Child concludes by saying that "Flour bread should not be too stiff." And we conclude by saying that, after baking at 425ºF for 30 minutes, we checked the color of the bread--still too light. After another 10 minutes, almost right. We took a loaf out, tapped the bottom, and (good news) it sounded hollow. But the tops weren't quite browned enough, we felt. We have a "slow" electric oven. So the bread went back in the oven. After another 7 minutes, they looked perfectly baked, in our opinion. (And, after all, they were being made for us alone--pandemic times!) We took out our loaves, cooled them on racks in their pans for 5 minutes, then removed them from the pans and let them cool completely before slicing. The first couple of slices, eaten with a bit of butter, were lovely. We had some more for dinner, sliced and toasted, spread with cream cheese and topped with smoked salmon. Heavenly.
A note about salt in this bread: Child doesn't call for any salt in her bread. Certainly for this amount of dough, most modern bread recipes would recommend adding one to three teaspoons of salt. We didn't miss the salt at all in the final product. But you could add a bit, if you want. We like to use sea salt, but that's just a personal preference. If you add salt, go lightly and add one to two teaspoons to the dough when you knead it.
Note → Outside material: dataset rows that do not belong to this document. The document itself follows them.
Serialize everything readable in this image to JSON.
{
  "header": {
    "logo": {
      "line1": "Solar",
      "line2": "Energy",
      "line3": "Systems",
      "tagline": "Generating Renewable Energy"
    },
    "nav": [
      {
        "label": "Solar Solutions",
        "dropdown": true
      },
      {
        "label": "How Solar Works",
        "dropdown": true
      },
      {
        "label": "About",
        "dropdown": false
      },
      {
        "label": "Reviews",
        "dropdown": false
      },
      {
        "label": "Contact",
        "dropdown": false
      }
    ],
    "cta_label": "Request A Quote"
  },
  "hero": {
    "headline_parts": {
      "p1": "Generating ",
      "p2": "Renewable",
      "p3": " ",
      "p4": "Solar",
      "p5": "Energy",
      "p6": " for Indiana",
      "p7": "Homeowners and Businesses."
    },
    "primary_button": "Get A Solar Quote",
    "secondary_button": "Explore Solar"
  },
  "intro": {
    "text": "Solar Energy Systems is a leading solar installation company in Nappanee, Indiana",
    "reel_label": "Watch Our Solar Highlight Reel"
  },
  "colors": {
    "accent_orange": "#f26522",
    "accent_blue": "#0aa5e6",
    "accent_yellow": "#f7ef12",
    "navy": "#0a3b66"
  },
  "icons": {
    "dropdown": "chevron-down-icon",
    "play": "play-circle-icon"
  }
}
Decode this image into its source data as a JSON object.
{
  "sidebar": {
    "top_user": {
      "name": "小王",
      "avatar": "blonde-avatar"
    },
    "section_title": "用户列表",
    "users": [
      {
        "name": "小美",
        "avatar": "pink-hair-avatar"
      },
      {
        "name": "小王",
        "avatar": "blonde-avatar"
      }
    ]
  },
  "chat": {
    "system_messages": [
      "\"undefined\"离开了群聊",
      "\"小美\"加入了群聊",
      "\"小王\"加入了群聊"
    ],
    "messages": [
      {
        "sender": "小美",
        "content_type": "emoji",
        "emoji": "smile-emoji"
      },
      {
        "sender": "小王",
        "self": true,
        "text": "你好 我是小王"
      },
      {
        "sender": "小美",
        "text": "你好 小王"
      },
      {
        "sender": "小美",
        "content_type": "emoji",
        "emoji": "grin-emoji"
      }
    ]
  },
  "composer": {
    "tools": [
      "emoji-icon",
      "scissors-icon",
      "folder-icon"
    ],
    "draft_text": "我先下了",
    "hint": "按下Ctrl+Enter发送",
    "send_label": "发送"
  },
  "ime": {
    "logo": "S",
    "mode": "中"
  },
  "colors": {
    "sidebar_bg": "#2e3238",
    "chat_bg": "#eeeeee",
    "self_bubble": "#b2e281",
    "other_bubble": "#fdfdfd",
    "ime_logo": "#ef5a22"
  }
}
Check out the original recipe, with commentary, in Northern Hospitality: Cooking by the Book in New England by Keith Stavely and Kathleen Fitzgerald (University of Massachusetts Press, 2011), pp. 355-56.